This comfortable house with a capacious porch and the aspect of a country inn is unassuming architecturally. From its founding, however, it became the elite club in Newport, its cachet uncontested until the building of the nearby Newport Casino. Originally designed in a simple Federal style as a residentially scaled hotel, it was renovated for use as a private men's club in the mid-1850s when the porch was added. It was here that a socially prominent but devil-may-care guest of James Gordon Bennett rode his horse into the members' lounge on a dare. When Bennett was reprimanded, he retaliated by commissioning the casino, taking with him many of the younger members of the Reading Room and giving to fashionable Newport a more active and public center for summer recreation. George Mason, who designed the spacious, two-story, monitor-roofed billiard room addition, was one of two nineteenth-century architects to be a member; Richard Morris Hunt was the other.
You are here
Newport Reading Room
If SAH Archipedia has been useful to you, please consider supporting it.

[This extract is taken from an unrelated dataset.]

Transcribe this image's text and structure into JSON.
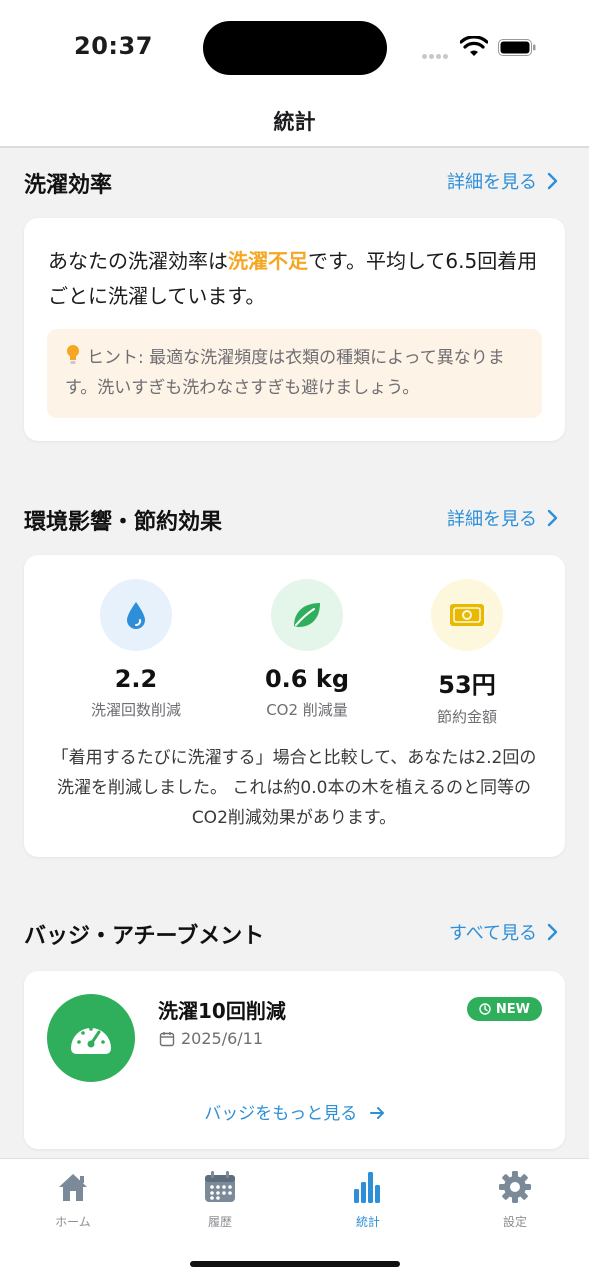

SAH Archipedia tells the story of the United States through its buildings, landscapes, and cities. This freely available resource empowers the public with authoritative knowledge that deepens their understanding and appreciation of the built environment. But the Society of Architectural Historians, which created SAH Archipedia with University of Virginia Press, needs your support to maintain the high-caliber research, writing, photography, cartography, editing, design, and programming that make SAH Archipedia a trusted online resource available to all who value the history of place, heritage tourism, and learning.